The plant is living. The zombie is non-living. Well, sort of.

Sunflower. ''''' "There's a zombie on your lawn. There's a zombie on your lawn. There's a zombie on your lawn. We don't want zombies on the lawn. I dreamed that the Earth was full of the Undead!

One day I hope to see a skylander giants VS. Zombies of ice!

I will do all the hard homework on Monday and get the skylander gaint eyebrawl!

I am pleased to see that my child is just as warped as I am. Not surprised, mind you, but pleased.

Wednesday, May 1, 2013

Random Afternoon Music: Sisters

Because this is what I'm listening to right now. Now you can too, if you're so inclined.

Sisters of the Light:

More below...

Juxtaposing some thoughts...

I'm not sure where I'm going with this, but I want to pull a couple of things together, here, so I can look at them side by side.

Start with Walter John Williams' observation on Escaping History:
“If we ever succeed in populating other worlds,” I said, “the first thing they’ll do is lose interest in Earth history, because none of it will be relevant.”
Now set that next to John Rogers' observation that Immortality is So, So Creepy:
Even pseudo-immortality, the thousand-year lifespan, has a nasty ring to it.
Not just because of what it might mean for the individual who's rocking the forever-life, either -- and there have been plenty of discussions of that idea, both in the vampire myth and in science fiction.
No, what's even creepier to me is what a society of such people would be.
...People are people, and the vast majority of we humans formed our core values in our adolescences, locked our social and political opinions in our early 20's. Grudges dig deep. To call out a specific example: no matter who you voted for, wasn't it a little goddam tiring in the 2000 election to still be refighting the 32-year old Vietnam War records of the two candidates for the US presidency?
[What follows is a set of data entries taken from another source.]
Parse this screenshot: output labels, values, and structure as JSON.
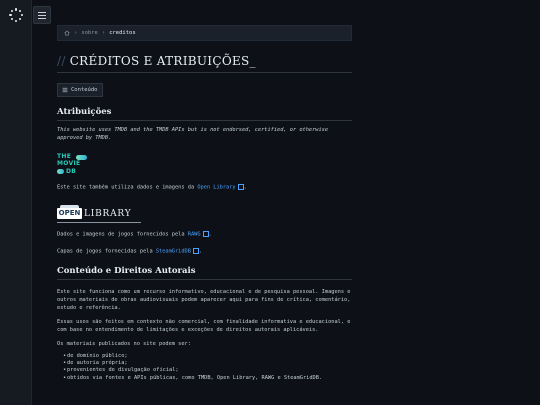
{
  "breadcrumb": {
    "home_icon": "home-icon",
    "sep": "›",
    "parent": "sobre",
    "current": "creditos"
  },
  "title": {
    "slash": "//",
    "text": "CRÉDITOS E ATRIBUIÇÕES_"
  },
  "toc": {
    "label": "Conteúdo"
  },
  "sections": {
    "attributions": {
      "heading": "Atribuições",
      "tmdb_disclaimer": "This website uses TMDB and the TMDB APIs but is not endorsed, certified, or otherwise approved by TMDB.",
      "tmdb_logo": {
        "line1": "THE",
        "line2": "MOVIE",
        "line3": "DB"
      },
      "openlibrary_pre": "Este site também utiliza dados e imagens da ",
      "openlibrary_link": "Open Library",
      "openlibrary_post": ".",
      "openlibrary_logo": {
        "open": "OPEN",
        "library": "LIBRARY"
      },
      "rawg_pre": "Dados e imagens de jogos fornecidos pela ",
      "rawg_link": "RAWG",
      "rawg_post": ".",
      "sgdb_pre": "Capas de jogos fornecidas pela ",
      "sgdb_link": "SteamGridDB",
      "sgdb_post": "."
    },
    "rights": {
      "heading": "Conteúdo e Direitos Autorais",
      "p1": "Este site funciona como um recurso informativo, educacional e de pesquisa pessoal. Imagens e outros materiais de obras audiovisuais podem aparecer aqui para fins de crítica, comentário, estudo e referência.",
      "p2": "Essas usos são feitos em contexto não comercial, com finalidade informativa e educacional, e com base no entendimento de limitações e exceções de direitos autorais aplicáveis.",
      "p3": "Os materiais publicados no site podem ser:",
      "list": [
        "de domínio público;",
        "de autoria própria;",
        "provenientes de divulgação oficial;",
        "obtidos via fontes e APIs públicas, como TMDB, Open Library, RAWG e SteamGridDB."
      ]
    }
  }
}
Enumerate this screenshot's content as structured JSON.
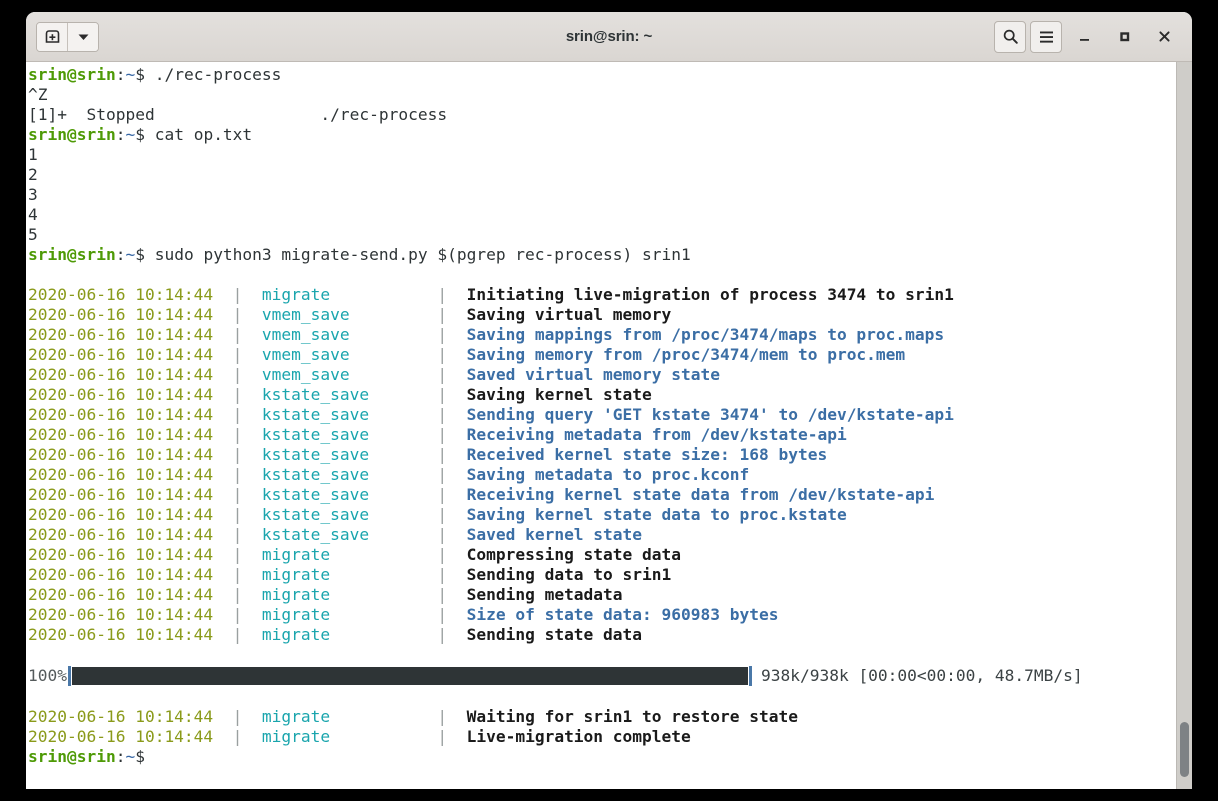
{
  "window": {
    "title": "srin@srin: ~",
    "titlebar": {
      "new_tab_icon": "new-tab-icon",
      "dropdown_icon": "chevron-down-icon",
      "search_icon": "search-icon",
      "menu_icon": "hamburger-menu-icon",
      "minimize_label": "–",
      "maximize_label": "□",
      "close_label": "×"
    }
  },
  "colors": {
    "prompt_user": "#4e9a06",
    "prompt_path": "#3465a4",
    "log_timestamp": "#8a9a1a",
    "log_module": "#1aa5ad",
    "log_message_blue": "#3b6ea5",
    "log_message_dark": "#1a1a1a",
    "progress_fill": "#2e3436",
    "progress_edge": "#4a78a8",
    "terminal_bg": "#ffffff",
    "titlebar_bg": "#dad6d2"
  },
  "terminal": {
    "prompt": {
      "user_host": "srin@srin",
      "colon": ":",
      "path": "~",
      "dollar": "$"
    },
    "commands": {
      "cmd1": " ./rec-process",
      "cmd2": " cat op.txt",
      "cmd3": " sudo python3 migrate-send.py $(pgrep rec-process) srin1"
    },
    "output": {
      "suspend_marker": "^Z",
      "job_status": "[1]+  Stopped                 ./rec-process",
      "cat_lines": [
        "1",
        "2",
        "3",
        "4",
        "5"
      ]
    },
    "log_lines": [
      {
        "ts": "2020-06-16 10:14:44",
        "module": "migrate",
        "msg": "Initiating live-migration of process 3474 to srin1",
        "style": "dark"
      },
      {
        "ts": "2020-06-16 10:14:44",
        "module": "vmem_save",
        "msg": "Saving virtual memory",
        "style": "dark"
      },
      {
        "ts": "2020-06-16 10:14:44",
        "module": "vmem_save",
        "msg": "Saving mappings from /proc/3474/maps to proc.maps",
        "style": "blue"
      },
      {
        "ts": "2020-06-16 10:14:44",
        "module": "vmem_save",
        "msg": "Saving memory from /proc/3474/mem to proc.mem",
        "style": "blue"
      },
      {
        "ts": "2020-06-16 10:14:44",
        "module": "vmem_save",
        "msg": "Saved virtual memory state",
        "style": "blue"
      },
      {
        "ts": "2020-06-16 10:14:44",
        "module": "kstate_save",
        "msg": "Saving kernel state",
        "style": "dark"
      },
      {
        "ts": "2020-06-16 10:14:44",
        "module": "kstate_save",
        "msg": "Sending query 'GET kstate 3474' to /dev/kstate-api",
        "style": "blue"
      },
      {
        "ts": "2020-06-16 10:14:44",
        "module": "kstate_save",
        "msg": "Receiving metadata from /dev/kstate-api",
        "style": "blue"
      },
      {
        "ts": "2020-06-16 10:14:44",
        "module": "kstate_save",
        "msg": "Received kernel state size: 168 bytes",
        "style": "blue"
      },
      {
        "ts": "2020-06-16 10:14:44",
        "module": "kstate_save",
        "msg": "Saving metadata to proc.kconf",
        "style": "blue"
      },
      {
        "ts": "2020-06-16 10:14:44",
        "module": "kstate_save",
        "msg": "Receiving kernel state data from /dev/kstate-api",
        "style": "blue"
      },
      {
        "ts": "2020-06-16 10:14:44",
        "module": "kstate_save",
        "msg": "Saving kernel state data to proc.kstate",
        "style": "blue"
      },
      {
        "ts": "2020-06-16 10:14:44",
        "module": "kstate_save",
        "msg": "Saved kernel state",
        "style": "blue"
      },
      {
        "ts": "2020-06-16 10:14:44",
        "module": "migrate",
        "msg": "Compressing state data",
        "style": "dark"
      },
      {
        "ts": "2020-06-16 10:14:44",
        "module": "migrate",
        "msg": "Sending data to srin1",
        "style": "dark"
      },
      {
        "ts": "2020-06-16 10:14:44",
        "module": "migrate",
        "msg": "Sending metadata",
        "style": "dark"
      },
      {
        "ts": "2020-06-16 10:14:44",
        "module": "migrate",
        "msg": "Size of state data: 960983 bytes",
        "style": "blue"
      },
      {
        "ts": "2020-06-16 10:14:44",
        "module": "migrate",
        "msg": "Sending state data",
        "style": "dark"
      }
    ],
    "progress": {
      "percent_label": "100%",
      "percent_value": 100,
      "stats": "938k/938k [00:00<00:00, 48.7MB/s]"
    },
    "log_lines_tail": [
      {
        "ts": "2020-06-16 10:14:44",
        "module": "migrate",
        "msg": "Waiting for srin1 to restore state",
        "style": "dark"
      },
      {
        "ts": "2020-06-16 10:14:44",
        "module": "migrate",
        "msg": "Live-migration complete",
        "style": "dark"
      }
    ]
  }
}
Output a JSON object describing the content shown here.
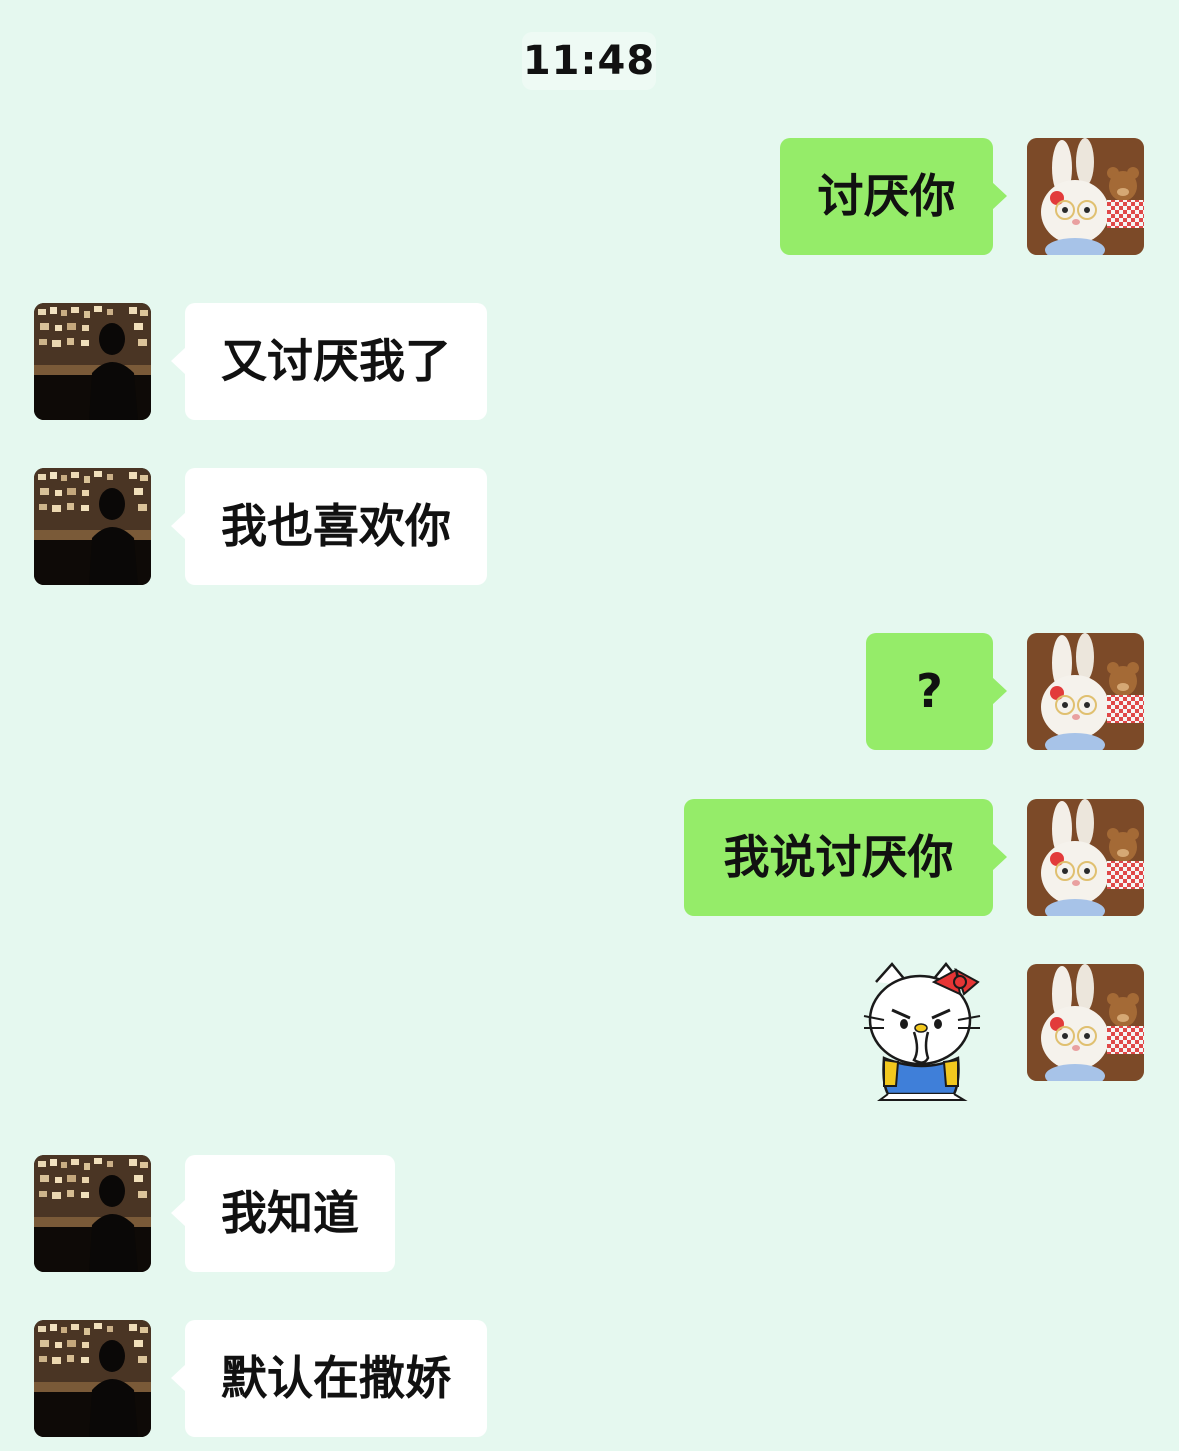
{
  "chat": {
    "timestamp": "11:48",
    "messages": [
      {
        "side": "right",
        "text": "讨厌你"
      },
      {
        "side": "left",
        "text": "又讨厌我了"
      },
      {
        "side": "left",
        "text": "我也喜欢你"
      },
      {
        "side": "right",
        "text": "?"
      },
      {
        "side": "right",
        "text": "我说讨厌你"
      },
      {
        "side": "right",
        "sticker": "hello-kitty-angry-sticker"
      },
      {
        "side": "left",
        "text": "我知道"
      },
      {
        "side": "left",
        "text": "默认在撒娇"
      }
    ]
  },
  "colors": {
    "background": "#e5f8ef",
    "incoming_bubble": "#ffffff",
    "outgoing_bubble": "#95ec69"
  },
  "icons": {
    "self_avatar": "plush-bunny-avatar",
    "other_avatar": "dark-cafe-person-avatar",
    "sticker": "hello-kitty-angry-sticker"
  }
}
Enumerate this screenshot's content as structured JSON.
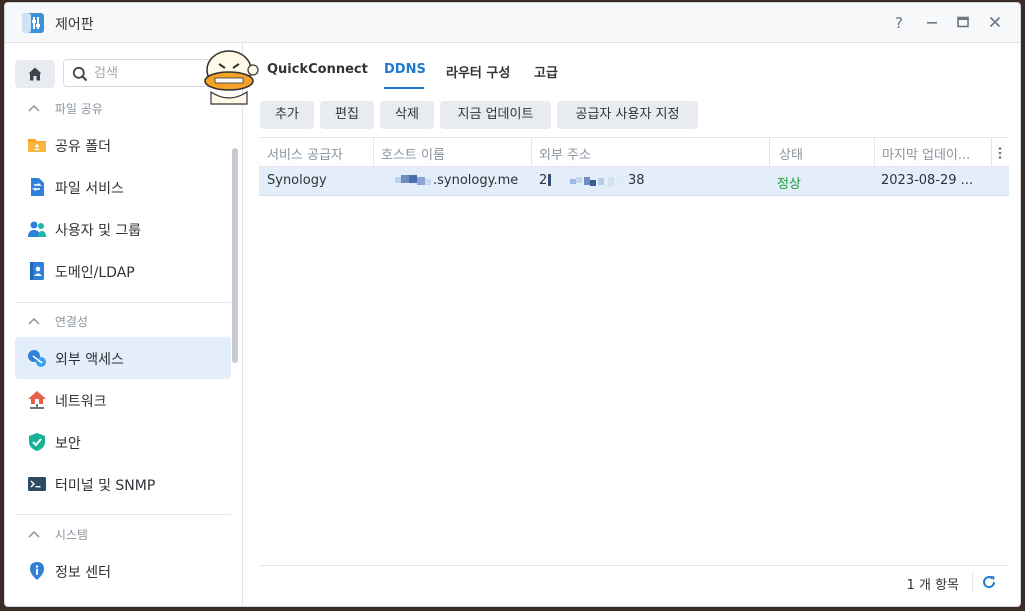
{
  "window": {
    "title": "제어판"
  },
  "titlebar": {
    "help": "?",
    "minimize": "—",
    "maximize": "▭",
    "close": "✕"
  },
  "sidebar": {
    "search_placeholder": "검색",
    "sections": [
      {
        "label": "파일 공유",
        "items": [
          {
            "label": "공유 폴더",
            "icon": "shared-folder-icon"
          },
          {
            "label": "파일 서비스",
            "icon": "file-services-icon"
          },
          {
            "label": "사용자 및 그룹",
            "icon": "user-group-icon"
          },
          {
            "label": "도메인/LDAP",
            "icon": "domain-ldap-icon"
          }
        ]
      },
      {
        "label": "연결성",
        "items": [
          {
            "label": "외부 액세스",
            "icon": "external-access-icon",
            "active": true
          },
          {
            "label": "네트워크",
            "icon": "network-icon"
          },
          {
            "label": "보안",
            "icon": "security-shield-icon"
          },
          {
            "label": "터미널 및 SNMP",
            "icon": "terminal-icon"
          }
        ]
      },
      {
        "label": "시스템",
        "items": [
          {
            "label": "정보 센터",
            "icon": "info-center-icon"
          }
        ]
      }
    ]
  },
  "tabs": [
    {
      "label": "QuickConnect",
      "active": false
    },
    {
      "label": "DDNS",
      "active": true
    },
    {
      "label": "라우터 구성",
      "active": false
    },
    {
      "label": "고급",
      "active": false
    }
  ],
  "toolbar": {
    "add": "추가",
    "edit": "편집",
    "delete": "삭제",
    "update_now": "지금 업데이트",
    "customize_provider": "공급자 사용자 지정"
  },
  "grid": {
    "columns": [
      "서비스 공급자",
      "호스트 이름",
      "외부 주소",
      "상태",
      "마지막 업데이..."
    ],
    "rows": [
      {
        "provider": "Synology",
        "hostname": ".synology.me",
        "address_start": "2",
        "address_end": "38",
        "status": "정상",
        "last_update": "2023-08-29 ..."
      }
    ]
  },
  "footer": {
    "count": "1 개 항목"
  },
  "colors": {
    "accent": "#1f7ad3",
    "status_ok": "#1d9b3a",
    "selected_row": "#e3eefa"
  }
}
Now imagine it was the Civil War.
These observations don't strike me as contradictory or incompatible. But place them side by side and they're... interesting. A society of immortals, or even near-immortals, could easily end up locked in a sort of social and cultural stasis. If they were still having children - population pressure concerns aside - you could easily hit a point where the only way for the younger generations to effect social change would be to rise up and murder their elders...

Or go elsewhere. Another planet, say. Someplace so completely distant, and (perhaps more importantly) so completely different, that new insights and new ways of doing things might become possible again.

If they could manage it. If they could gather the resources and develop the technology. If the eldest among them didn't forbid it, or couldn't prevent it. (And here we raise the specter of bloody rebellion again...) If they could find a suitable planet, or planets, and if they had a compatible ecosphere or some means of terraforming.

Nobody talks about the history of Earth anymore. Hell, nobody talks about their own history. People come to the outer planets to forget...

I think I'd like to read that story. Which means I think I'd like to write that story - in my copious free time, of course. I even have a title for it. I'd call it Gerontyranny.